On presentation to our hospital, he continued to have fevers and headaches without any altered mentation or neck stiffness. He admitted to injecting crushed suboxone tablets with tap water at his home. With little suspicion for acute meningitis, antibiotics were changed to intravenous Vancomycin and Cefepime. His labs now were notable for leukocytosis to18.7 with neutrophil predominance, anemia to 9 g/dL, platelets 306K and elevated lactate. CT Scan of chest, abdomen and showed multifocal pneumonia with bilateral pleural effusions, as well as, hepatosplenomegaly with splenic infarct, consistent septic emboli. A transthoracic echocardiogram showed a possible mass or vegetation in the mitral valve position. This prompted a transesophageal echocardiogram. It showed a 2.3 cm x 0.8 cm mass seen on mitral valve consistent with vegetation, moderate to severe mitral regurgitation and regurgitant jet is highly eccentric. Invasive mitral annular infection and probable abscess involving the annulus at the crux. His blood cultures at outside hospital resulted positive for Serratia marcescens sensitive to meropenem and cefepime in both aerobic and anaerobic bottles. His urine culture was also positive for the same bacteria. He was then started on intravenous meropenem and referred to cardiothoracic surgery due to the presence of mitral valve abscess. He underwent mitral annular patch with a mechanical mitral valve replacement. His postoperative course was unremarkable and he was discharged on long-term intravenous antibiotics with meropenem for 6 weeks.
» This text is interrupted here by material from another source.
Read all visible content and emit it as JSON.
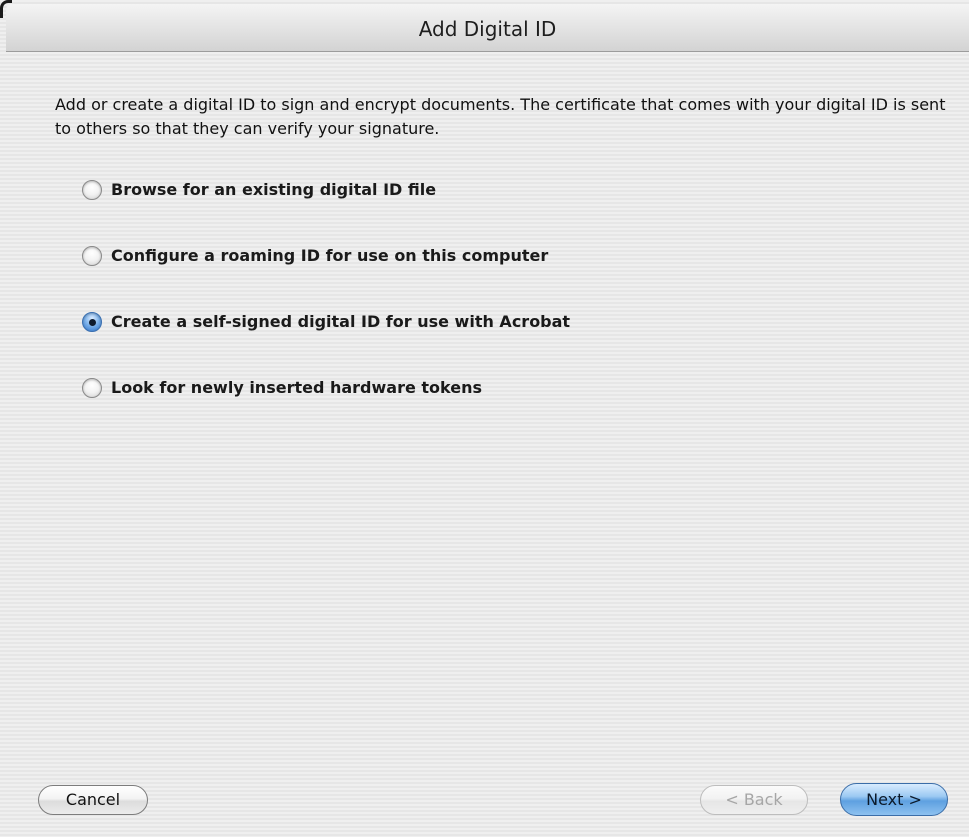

Discussion: Serratia is ubiquitous in the environment and has a predilection for water, isolated from a wide range of water sources both natural and municipal. Tap water used by our patient to inject suboxone could be the likely source of S. marcescens. Endocarditis due to S. marcescens is indistinguishable from that due to any other organism in terms of clinical picture. Only 20 cases of Serratia endocarditis have been reported since 1980. More than half of those patients had involvement of left sided valves even among IVDUs. Treatment in Serratia endocarditis is guided by culture and sensitivity results, appropriate antimicrobial therapy is not well defined based on guidelines. Endocarditis due to Serratia spp. is a highly morbid disease. Valve destruction, paravalvular abscesses, embolic events are frequently described.
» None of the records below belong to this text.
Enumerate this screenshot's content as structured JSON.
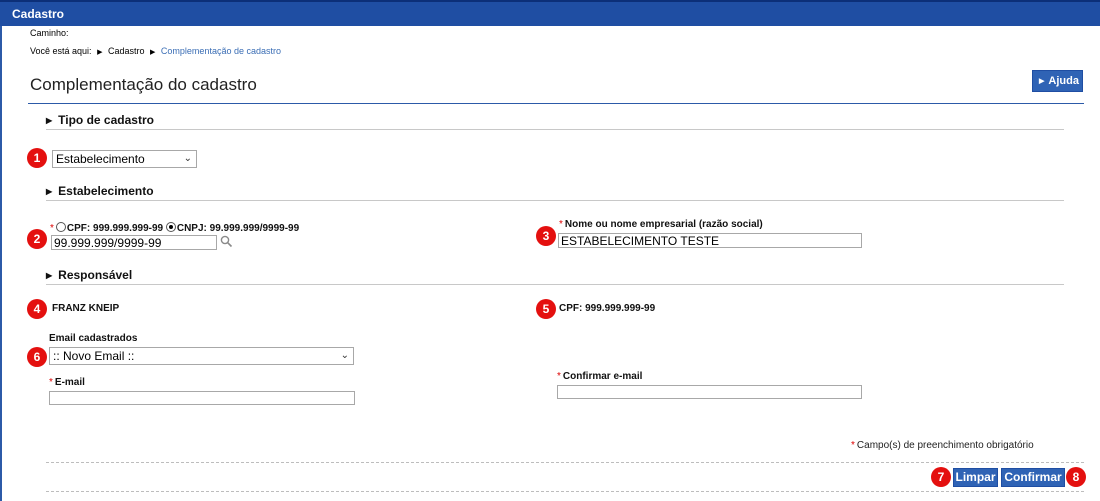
{
  "window": {
    "title": "Cadastro"
  },
  "path": {
    "label": "Caminho:"
  },
  "breadcrumb": {
    "prefix": "Você está aqui:",
    "items": [
      "Cadastro",
      "Complementação de cadastro"
    ]
  },
  "page": {
    "title": "Complementação do cadastro",
    "help_label": "Ajuda"
  },
  "sections": {
    "tipo": {
      "title": "Tipo de cadastro",
      "select_value": "Estabelecimento"
    },
    "estabelecimento": {
      "title": "Estabelecimento",
      "cpf_option": "CPF: 999.999.999-99",
      "cnpj_option": "CNPJ: 99.999.999/9999-99",
      "doc_value": "99.999.999/9999-99",
      "name_label": "Nome ou nome empresarial (razão social)",
      "name_value": "ESTABELECIMENTO TESTE"
    },
    "responsavel": {
      "title": "Responsável",
      "name": "FRANZ KNEIP",
      "cpf": "CPF: 999.999.999-99",
      "email_list_label": "Email cadastrados",
      "email_list_value": ":: Novo Email ::",
      "email_label": "E-mail",
      "email_value": "",
      "confirm_label": "Confirmar e-mail",
      "confirm_value": ""
    }
  },
  "required": {
    "marker": "*",
    "note": "Campo(s) de preenchimento obrigatório"
  },
  "actions": {
    "clear_label": "Limpar",
    "confirm_label": "Confirmar"
  },
  "badges": [
    "1",
    "2",
    "3",
    "4",
    "5",
    "6",
    "7",
    "8"
  ],
  "icons": {
    "section_arrow": "triangle-right-icon",
    "lookup": "magnifier-icon",
    "dropdown": "chevron-down-icon"
  },
  "colors": {
    "header": "#1f4ea3",
    "button": "#2f63b5",
    "badge": "#e4100f",
    "required": "#dd0000",
    "breadcrumb_current": "#3b6eb5"
  }
}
Conclusions: S. marcescens is a relatively rare cause of infective endocarditis but has been increasing in incidence. S. marcescens should remain an important consideration in IVDUs. Our case illustrates, infective endocarditis due to Serratia can present with perivalvular complications, distant septic emboli even in healthy young patients. This propensity for rapidly progressive disease likely reflects a selection for particularly virulent strains of the organism.